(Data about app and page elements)
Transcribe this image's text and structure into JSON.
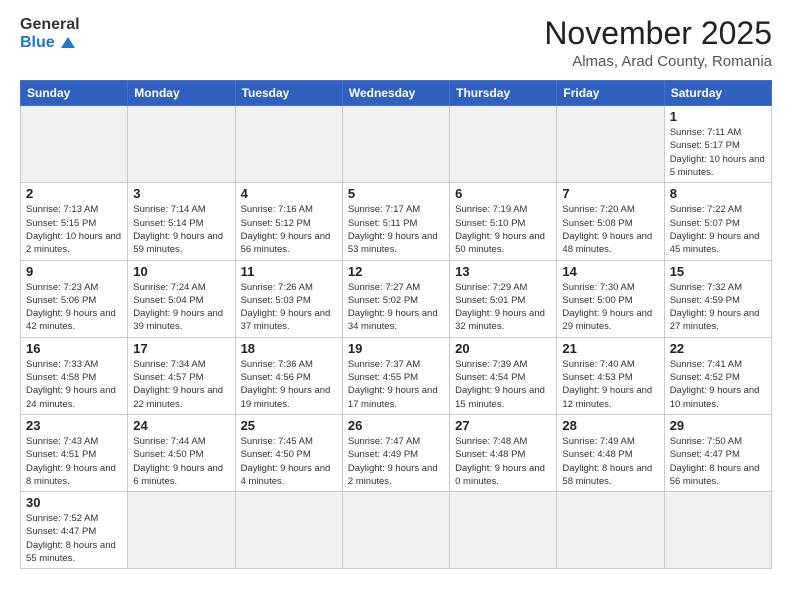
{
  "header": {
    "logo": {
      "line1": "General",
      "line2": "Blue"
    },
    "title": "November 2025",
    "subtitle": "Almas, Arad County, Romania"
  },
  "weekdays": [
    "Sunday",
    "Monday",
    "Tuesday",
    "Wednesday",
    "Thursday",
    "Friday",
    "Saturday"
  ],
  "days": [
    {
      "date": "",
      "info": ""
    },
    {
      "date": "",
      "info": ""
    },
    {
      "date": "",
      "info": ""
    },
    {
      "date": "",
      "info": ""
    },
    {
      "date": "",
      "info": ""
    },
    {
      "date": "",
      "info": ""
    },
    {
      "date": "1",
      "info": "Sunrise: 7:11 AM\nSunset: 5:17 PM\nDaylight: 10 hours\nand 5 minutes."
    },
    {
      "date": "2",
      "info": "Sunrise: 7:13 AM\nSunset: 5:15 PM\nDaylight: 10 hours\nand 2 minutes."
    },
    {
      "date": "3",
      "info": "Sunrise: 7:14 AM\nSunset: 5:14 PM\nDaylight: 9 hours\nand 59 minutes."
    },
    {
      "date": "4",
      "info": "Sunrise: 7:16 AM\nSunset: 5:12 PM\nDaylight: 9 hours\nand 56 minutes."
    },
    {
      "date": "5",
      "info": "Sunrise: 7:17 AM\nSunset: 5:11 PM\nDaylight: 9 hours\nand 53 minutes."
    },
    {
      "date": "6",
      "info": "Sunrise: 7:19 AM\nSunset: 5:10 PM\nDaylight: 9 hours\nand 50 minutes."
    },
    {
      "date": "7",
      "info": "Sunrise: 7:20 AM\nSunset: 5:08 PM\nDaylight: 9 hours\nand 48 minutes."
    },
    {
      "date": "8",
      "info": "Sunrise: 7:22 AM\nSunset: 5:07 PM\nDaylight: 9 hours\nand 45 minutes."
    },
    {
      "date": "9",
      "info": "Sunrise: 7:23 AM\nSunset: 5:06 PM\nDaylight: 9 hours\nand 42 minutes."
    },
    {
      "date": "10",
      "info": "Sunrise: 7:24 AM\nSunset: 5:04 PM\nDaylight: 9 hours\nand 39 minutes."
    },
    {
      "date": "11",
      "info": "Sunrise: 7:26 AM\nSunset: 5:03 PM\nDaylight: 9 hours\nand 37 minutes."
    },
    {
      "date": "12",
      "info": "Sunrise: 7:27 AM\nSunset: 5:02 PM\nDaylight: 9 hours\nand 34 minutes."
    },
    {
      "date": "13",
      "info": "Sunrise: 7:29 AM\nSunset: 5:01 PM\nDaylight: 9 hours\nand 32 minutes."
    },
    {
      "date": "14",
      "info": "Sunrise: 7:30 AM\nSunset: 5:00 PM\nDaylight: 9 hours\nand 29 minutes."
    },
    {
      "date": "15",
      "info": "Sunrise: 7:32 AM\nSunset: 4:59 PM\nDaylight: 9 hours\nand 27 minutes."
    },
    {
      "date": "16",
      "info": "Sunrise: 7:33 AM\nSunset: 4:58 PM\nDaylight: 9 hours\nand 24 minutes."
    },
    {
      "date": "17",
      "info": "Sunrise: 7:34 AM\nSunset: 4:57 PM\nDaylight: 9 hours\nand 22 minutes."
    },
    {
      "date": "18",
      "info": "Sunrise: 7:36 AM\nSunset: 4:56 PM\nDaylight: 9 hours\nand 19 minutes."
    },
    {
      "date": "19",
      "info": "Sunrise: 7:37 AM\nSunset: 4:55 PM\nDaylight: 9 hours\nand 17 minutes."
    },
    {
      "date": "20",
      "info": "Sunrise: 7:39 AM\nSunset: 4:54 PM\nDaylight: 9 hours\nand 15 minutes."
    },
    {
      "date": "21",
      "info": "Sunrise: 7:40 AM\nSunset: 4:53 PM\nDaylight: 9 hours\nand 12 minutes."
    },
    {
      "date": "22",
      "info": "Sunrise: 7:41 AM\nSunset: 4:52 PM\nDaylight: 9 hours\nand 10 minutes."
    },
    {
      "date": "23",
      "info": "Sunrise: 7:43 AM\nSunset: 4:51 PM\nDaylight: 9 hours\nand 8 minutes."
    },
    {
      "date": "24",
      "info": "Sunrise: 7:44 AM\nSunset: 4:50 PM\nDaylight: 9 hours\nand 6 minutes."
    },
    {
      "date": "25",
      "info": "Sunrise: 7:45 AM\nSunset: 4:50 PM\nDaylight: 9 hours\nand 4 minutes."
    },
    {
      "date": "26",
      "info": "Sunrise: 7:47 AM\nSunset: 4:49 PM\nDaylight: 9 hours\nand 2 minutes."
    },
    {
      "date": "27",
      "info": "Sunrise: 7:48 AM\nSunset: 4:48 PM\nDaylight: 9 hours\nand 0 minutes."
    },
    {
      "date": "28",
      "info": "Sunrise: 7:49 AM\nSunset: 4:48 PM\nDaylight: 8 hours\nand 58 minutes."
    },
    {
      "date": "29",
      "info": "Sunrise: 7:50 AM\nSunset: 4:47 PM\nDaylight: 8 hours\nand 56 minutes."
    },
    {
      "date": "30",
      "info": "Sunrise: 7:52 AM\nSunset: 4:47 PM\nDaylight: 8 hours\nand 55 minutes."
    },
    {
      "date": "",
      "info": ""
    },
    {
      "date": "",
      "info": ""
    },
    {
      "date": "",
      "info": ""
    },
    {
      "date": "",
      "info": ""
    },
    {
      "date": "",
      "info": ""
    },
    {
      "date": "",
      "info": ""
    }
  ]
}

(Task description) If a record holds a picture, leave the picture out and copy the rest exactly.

(Solution for this exercise)
Transcribe this image's text and structure into JSON.
{
  "header": {
    "logo": {
      "line1": "General",
      "line2": "Blue"
    },
    "title": "November 2025",
    "subtitle": "Almas, Arad County, Romania"
  },
  "weekdays": [
    "Sunday",
    "Monday",
    "Tuesday",
    "Wednesday",
    "Thursday",
    "Friday",
    "Saturday"
  ],
  "days": [
    {
      "date": "",
      "info": ""
    },
    {
      "date": "",
      "info": ""
    },
    {
      "date": "",
      "info": ""
    },
    {
      "date": "",
      "info": ""
    },
    {
      "date": "",
      "info": ""
    },
    {
      "date": "",
      "info": ""
    },
    {
      "date": "1",
      "info": "Sunrise: 7:11 AM\nSunset: 5:17 PM\nDaylight: 10 hours\nand 5 minutes."
    },
    {
      "date": "2",
      "info": "Sunrise: 7:13 AM\nSunset: 5:15 PM\nDaylight: 10 hours\nand 2 minutes."
    },
    {
      "date": "3",
      "info": "Sunrise: 7:14 AM\nSunset: 5:14 PM\nDaylight: 9 hours\nand 59 minutes."
    },
    {
      "date": "4",
      "info": "Sunrise: 7:16 AM\nSunset: 5:12 PM\nDaylight: 9 hours\nand 56 minutes."
    },
    {
      "date": "5",
      "info": "Sunrise: 7:17 AM\nSunset: 5:11 PM\nDaylight: 9 hours\nand 53 minutes."
    },
    {
      "date": "6",
      "info": "Sunrise: 7:19 AM\nSunset: 5:10 PM\nDaylight: 9 hours\nand 50 minutes."
    },
    {
      "date": "7",
      "info": "Sunrise: 7:20 AM\nSunset: 5:08 PM\nDaylight: 9 hours\nand 48 minutes."
    },
    {
      "date": "8",
      "info": "Sunrise: 7:22 AM\nSunset: 5:07 PM\nDaylight: 9 hours\nand 45 minutes."
    },
    {
      "date": "9",
      "info": "Sunrise: 7:23 AM\nSunset: 5:06 PM\nDaylight: 9 hours\nand 42 minutes."
    },
    {
      "date": "10",
      "info": "Sunrise: 7:24 AM\nSunset: 5:04 PM\nDaylight: 9 hours\nand 39 minutes."
    },
    {
      "date": "11",
      "info": "Sunrise: 7:26 AM\nSunset: 5:03 PM\nDaylight: 9 hours\nand 37 minutes."
    },
    {
      "date": "12",
      "info": "Sunrise: 7:27 AM\nSunset: 5:02 PM\nDaylight: 9 hours\nand 34 minutes."
    },
    {
      "date": "13",
      "info": "Sunrise: 7:29 AM\nSunset: 5:01 PM\nDaylight: 9 hours\nand 32 minutes."
    },
    {
      "date": "14",
      "info": "Sunrise: 7:30 AM\nSunset: 5:00 PM\nDaylight: 9 hours\nand 29 minutes."
    },
    {
      "date": "15",
      "info": "Sunrise: 7:32 AM\nSunset: 4:59 PM\nDaylight: 9 hours\nand 27 minutes."
    },
    {
      "date": "16",
      "info": "Sunrise: 7:33 AM\nSunset: 4:58 PM\nDaylight: 9 hours\nand 24 minutes."
    },
    {
      "date": "17",
      "info": "Sunrise: 7:34 AM\nSunset: 4:57 PM\nDaylight: 9 hours\nand 22 minutes."
    },
    {
      "date": "18",
      "info": "Sunrise: 7:36 AM\nSunset: 4:56 PM\nDaylight: 9 hours\nand 19 minutes."
    },
    {
      "date": "19",
      "info": "Sunrise: 7:37 AM\nSunset: 4:55 PM\nDaylight: 9 hours\nand 17 minutes."
    },
    {
      "date": "20",
      "info": "Sunrise: 7:39 AM\nSunset: 4:54 PM\nDaylight: 9 hours\nand 15 minutes."
    },
    {
      "date": "21",
      "info": "Sunrise: 7:40 AM\nSunset: 4:53 PM\nDaylight: 9 hours\nand 12 minutes."
    },
    {
      "date": "22",
      "info": "Sunrise: 7:41 AM\nSunset: 4:52 PM\nDaylight: 9 hours\nand 10 minutes."
    },
    {
      "date": "23",
      "info": "Sunrise: 7:43 AM\nSunset: 4:51 PM\nDaylight: 9 hours\nand 8 minutes."
    },
    {
      "date": "24",
      "info": "Sunrise: 7:44 AM\nSunset: 4:50 PM\nDaylight: 9 hours\nand 6 minutes."
    },
    {
      "date": "25",
      "info": "Sunrise: 7:45 AM\nSunset: 4:50 PM\nDaylight: 9 hours\nand 4 minutes."
    },
    {
      "date": "26",
      "info": "Sunrise: 7:47 AM\nSunset: 4:49 PM\nDaylight: 9 hours\nand 2 minutes."
    },
    {
      "date": "27",
      "info": "Sunrise: 7:48 AM\nSunset: 4:48 PM\nDaylight: 9 hours\nand 0 minutes."
    },
    {
      "date": "28",
      "info": "Sunrise: 7:49 AM\nSunset: 4:48 PM\nDaylight: 8 hours\nand 58 minutes."
    },
    {
      "date": "29",
      "info": "Sunrise: 7:50 AM\nSunset: 4:47 PM\nDaylight: 8 hours\nand 56 minutes."
    },
    {
      "date": "30",
      "info": "Sunrise: 7:52 AM\nSunset: 4:47 PM\nDaylight: 8 hours\nand 55 minutes."
    },
    {
      "date": "",
      "info": ""
    },
    {
      "date": "",
      "info": ""
    },
    {
      "date": "",
      "info": ""
    },
    {
      "date": "",
      "info": ""
    },
    {
      "date": "",
      "info": ""
    },
    {
      "date": "",
      "info": ""
    }
  ]
}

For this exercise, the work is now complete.